The goal is an unaltered copy of the records below, minus any images.

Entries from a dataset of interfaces
*** Block opens ***

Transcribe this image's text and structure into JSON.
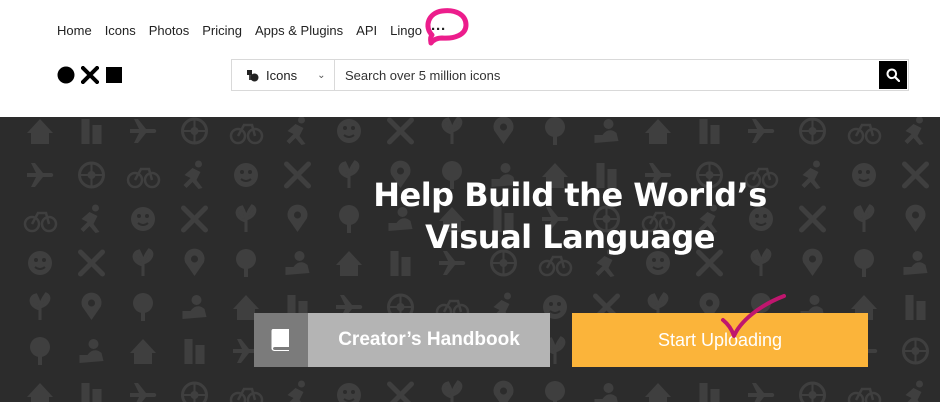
{
  "nav": {
    "items": [
      "Home",
      "Icons",
      "Photos",
      "Pricing",
      "Apps & Plugins",
      "API",
      "Lingo"
    ],
    "more_label": "···",
    "annotation_color": "#ec1d8c"
  },
  "search": {
    "type_label": "Icons",
    "placeholder": "Search over 5 million icons"
  },
  "hero": {
    "title_line1": "Help Build the World’s",
    "title_line2": "Visual Language",
    "handbook_label": "Creator’s Handbook",
    "upload_label": "Start Uploading",
    "background_color": "#2c2c2c",
    "upload_color": "#fbb43a",
    "handbook_color": "#b4b4b4"
  },
  "icons": {
    "logo": "circle-x-square-logo",
    "search": "magnifier-icon",
    "type": "icons-category-icon",
    "chevron": "chevron-down-icon",
    "handbook": "book-icon"
  }
}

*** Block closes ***

OUTPUT FOR THIS TASK →
Transcribe this image's text and structure into JSON.
{
  "nav": {
    "items": [
      "Home",
      "Icons",
      "Photos",
      "Pricing",
      "Apps & Plugins",
      "API",
      "Lingo"
    ],
    "more_label": "···",
    "annotation_color": "#ec1d8c"
  },
  "search": {
    "type_label": "Icons",
    "placeholder": "Search over 5 million icons"
  },
  "hero": {
    "title_line1": "Help Build the World’s",
    "title_line2": "Visual Language",
    "handbook_label": "Creator’s Handbook",
    "upload_label": "Start Uploading",
    "background_color": "#2c2c2c",
    "upload_color": "#fbb43a",
    "handbook_color": "#b4b4b4"
  },
  "icons": {
    "logo": "circle-x-square-logo",
    "search": "magnifier-icon",
    "type": "icons-category-icon",
    "chevron": "chevron-down-icon",
    "handbook": "book-icon"
  }
}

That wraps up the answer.